We know that television programming and advertising is riddled with violence and inappropriate sexual content, even in children’s programming. Countless studies have demonstrated a link between “positive” idealizing and acquired behavior. In other words, if the material children watch or absorb is largely violent or largely sexual, the behavior will be imitated. Tens of thousands of articles have been written about the effects of media of all kinds on our children’s development.
How do we as parents combat the media boogeyman?
First we recognize that not all risk-taking is bad, not all adolescents take unhealthy risks, and taking healthy risks is a positive and exciting part of growing up. In other words, the healthy risk-taking results in real accomplishments and even happiness. When a child wants to try out for the basketball team and risks failing in front of his peers, risks rejection and, ultimately, risks his manhood in trying such a thing – that is a healthy risk. Even if he doesn’t make the basketball team, the point is he was interested in going for an outcome that wasn’t guaranteed. He will learn something and gain valuable experience, even in his “failure.”
Now let’s think about a healthy online risk. How about risking rejection by submitting an original graphic design to a big contest? Or risking failure by setting up a website to raise money for a project or newly founded organization? Or even risking being made an outcast by peers to defend someone else? These are positive, healthy, growth-inducing risks, too.
Second, consider the benefits of using social media and the Internet, even for children. Critical reading, evaluation and thinking skills, research skills and access to worlds of information are all derived from recognizing and using the Internet as a tool.
Third, everyone, including you and your children, has opportunities to make all kinds of decisions in a relatively safe and low-impact environment.
Everyone can do good in the real world by advocating online for those less fortunate, raising money, or spreading awareness about injustices. Practicing critical research and reading, making decisions and doing good result in a sense of confidence and competence that are as important as risk-taking in an adolescent’s self-esteem.

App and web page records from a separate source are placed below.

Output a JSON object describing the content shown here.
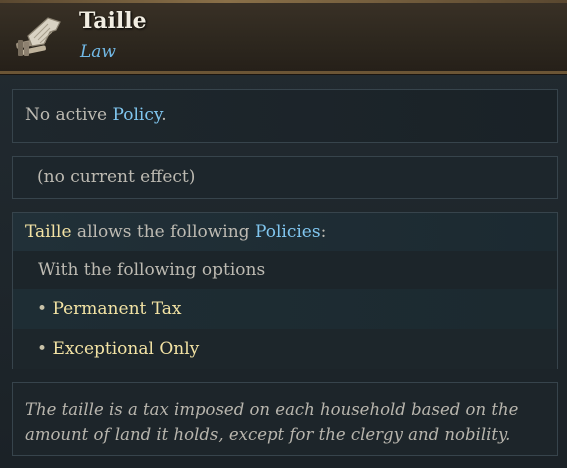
{
  "header": {
    "title": "Taille",
    "subtitle": "Law",
    "icon": "law-scroll-icon"
  },
  "policy_panel": {
    "prefix": "No active ",
    "policy_word": "Policy",
    "suffix": "."
  },
  "effect_panel": {
    "text": "(no current effect)"
  },
  "policies_panel": {
    "law_name": "Taille",
    "middle": " allows the following ",
    "policies_word": "Policies",
    "colon": ":",
    "options_label": "With the following options",
    "bullet": "•",
    "options": [
      "Permanent Tax",
      "Exceptional Only"
    ]
  },
  "description": {
    "line1": "The taille is a tax imposed on each household based on the",
    "line2": "amount of land it holds, except for the clergy and nobility."
  },
  "colors": {
    "header_bg": "#2e281f",
    "title": "#f1ede2",
    "link": "#80c6ef",
    "highlight": "#f3e3a4",
    "panel_bg": "#1d262c"
  }
}
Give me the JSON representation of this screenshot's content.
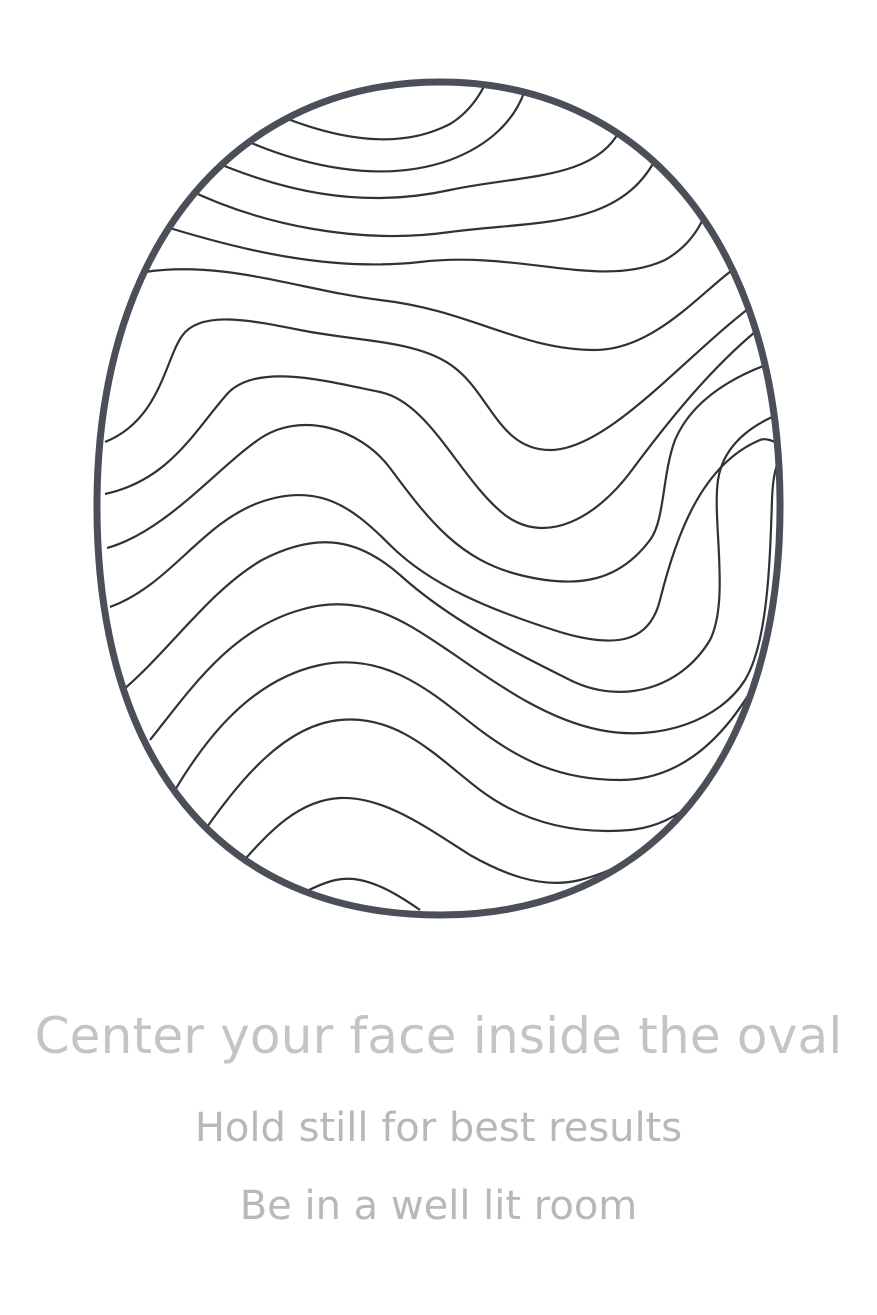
{
  "instructions": {
    "title": "Center your face inside the oval",
    "tips": [
      "Hold still for best results",
      "Be in a well lit room"
    ]
  },
  "colors": {
    "oval_stroke": "#4b4f57",
    "contour_stroke": "#2f3237",
    "title_text": "#c4c4c4",
    "tip_text": "#b8b8b8"
  },
  "icons": {
    "oval": "face-oval-guide-icon",
    "contours": "wavy-contour-lines-icon"
  }
}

These “horrible” social media applications, websites and technologies are flashes in the pan. The frenzy over Instagram will go the way of the pornography-selling news vendors of 1866. Of course there will be something else to take their place. In order to deal with that something else, both children and adults need to know that risks can and do mean growth, and exploration is safe, particularly when critical thinking and good decision-making are at the core of actions taken.
Amy Spies of Chatham raises two millennials, teaches and writes. An itinerant history and culture buff, she especially enjoys exploring how history repeats itself.